"I used to avoid talking about it for fear of being labelled a crank," wrote Hawking in the Daily Mail. "But these days I'm not so cautious."
So what has Hawking's big brain come up with?
If you were hoping that the much-talked-about wormholes might be the answer, sorry. According to Hawking:
I think a wormhole like this one can't exist. And the reason for that is feedback. If you've ever been to a rock gig, you'll probably recognise this screeching noise. It's feedback. What causes it is simple. Sound enters the microphone. It's transmitted along the wires, made louder by the amplifier, and comes out at the speakers. But if too much of the sound from the speakers goes back into the mic it goes around and around in a loop getting louder each time. If no one stops it, feedback can destroy the sound system.
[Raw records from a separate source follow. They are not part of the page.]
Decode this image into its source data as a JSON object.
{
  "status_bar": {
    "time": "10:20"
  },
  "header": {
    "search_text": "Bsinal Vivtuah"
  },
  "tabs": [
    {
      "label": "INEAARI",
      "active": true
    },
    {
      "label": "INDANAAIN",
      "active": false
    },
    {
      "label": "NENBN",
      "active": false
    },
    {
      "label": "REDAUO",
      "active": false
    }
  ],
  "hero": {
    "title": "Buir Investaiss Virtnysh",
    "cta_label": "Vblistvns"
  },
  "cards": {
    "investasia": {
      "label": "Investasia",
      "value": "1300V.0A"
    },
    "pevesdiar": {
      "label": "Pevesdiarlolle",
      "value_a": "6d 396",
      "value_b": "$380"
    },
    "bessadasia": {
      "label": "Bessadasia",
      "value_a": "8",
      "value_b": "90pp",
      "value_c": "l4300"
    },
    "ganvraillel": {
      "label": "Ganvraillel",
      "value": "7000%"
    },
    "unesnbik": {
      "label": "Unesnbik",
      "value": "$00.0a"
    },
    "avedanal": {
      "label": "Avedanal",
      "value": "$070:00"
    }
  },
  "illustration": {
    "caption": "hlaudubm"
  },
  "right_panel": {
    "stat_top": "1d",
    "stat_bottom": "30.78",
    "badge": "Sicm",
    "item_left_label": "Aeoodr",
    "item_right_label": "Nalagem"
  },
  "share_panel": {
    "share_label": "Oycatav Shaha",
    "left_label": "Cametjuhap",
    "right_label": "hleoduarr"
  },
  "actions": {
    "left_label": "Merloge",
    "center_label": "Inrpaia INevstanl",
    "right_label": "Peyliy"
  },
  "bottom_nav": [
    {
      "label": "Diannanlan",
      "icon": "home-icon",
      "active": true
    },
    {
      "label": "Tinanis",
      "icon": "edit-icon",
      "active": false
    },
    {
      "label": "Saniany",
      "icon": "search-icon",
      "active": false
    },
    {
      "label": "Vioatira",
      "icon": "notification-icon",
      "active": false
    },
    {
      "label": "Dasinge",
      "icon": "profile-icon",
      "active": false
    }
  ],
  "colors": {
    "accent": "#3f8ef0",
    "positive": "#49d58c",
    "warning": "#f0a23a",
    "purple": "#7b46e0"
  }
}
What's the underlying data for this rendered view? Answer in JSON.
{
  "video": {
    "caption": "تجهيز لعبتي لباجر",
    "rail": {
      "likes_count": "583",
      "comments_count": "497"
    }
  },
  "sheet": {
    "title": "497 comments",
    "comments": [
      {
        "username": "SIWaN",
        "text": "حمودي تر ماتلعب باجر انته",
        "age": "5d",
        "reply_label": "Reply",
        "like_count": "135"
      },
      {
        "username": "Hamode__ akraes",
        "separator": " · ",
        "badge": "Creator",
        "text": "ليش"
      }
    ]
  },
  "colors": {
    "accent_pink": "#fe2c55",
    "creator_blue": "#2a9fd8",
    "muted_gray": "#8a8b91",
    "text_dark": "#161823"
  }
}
The same thing will happen with a wormhole, only with radiation instead of sound. As soon as the wormhole expands, natural radiation will enter it, and end up in a loop. The feedback will become so strong it destroys the wormhole. So although tiny wormholes do exist, and it may be possible to inflate one some day, it won't last long enough to be of use as a time machine.
And as for a black hole? Those probably won't work either:
A supermassive black hole is a time machine. But of course, it's not exactly practical. It has advantages over wormholes in that it doesn't provoke paradoxes. Plus it won't destroy itself in a flash of feedback. But it's pretty dangerous. It's a long way away and it doesn't even take us very far into the future.
So what's the solution? Turns out you've got to feel the need—the need for speed!
If we want to travel into the future, we just need to go fast. Really fast. And I think the only way we're ever likely to do that is by going into space. The fastest manned vehicle in history was Apollo 10. It reached 25,000mph. But to travel in time we'll have to go more than 2,000 times faster. And to do that we'd need a much bigger ship, a truly enormous machine. The ship would have to be big enough to carry a huge amount of fuel, enough to accelerate it to nearly the speed of light. Getting to just beneath the cosmic speed limit would require six whole years at full power.
But before you get started on those time machine blueprints, you'd better get more details on Hawking's theories over at the Daily Mail.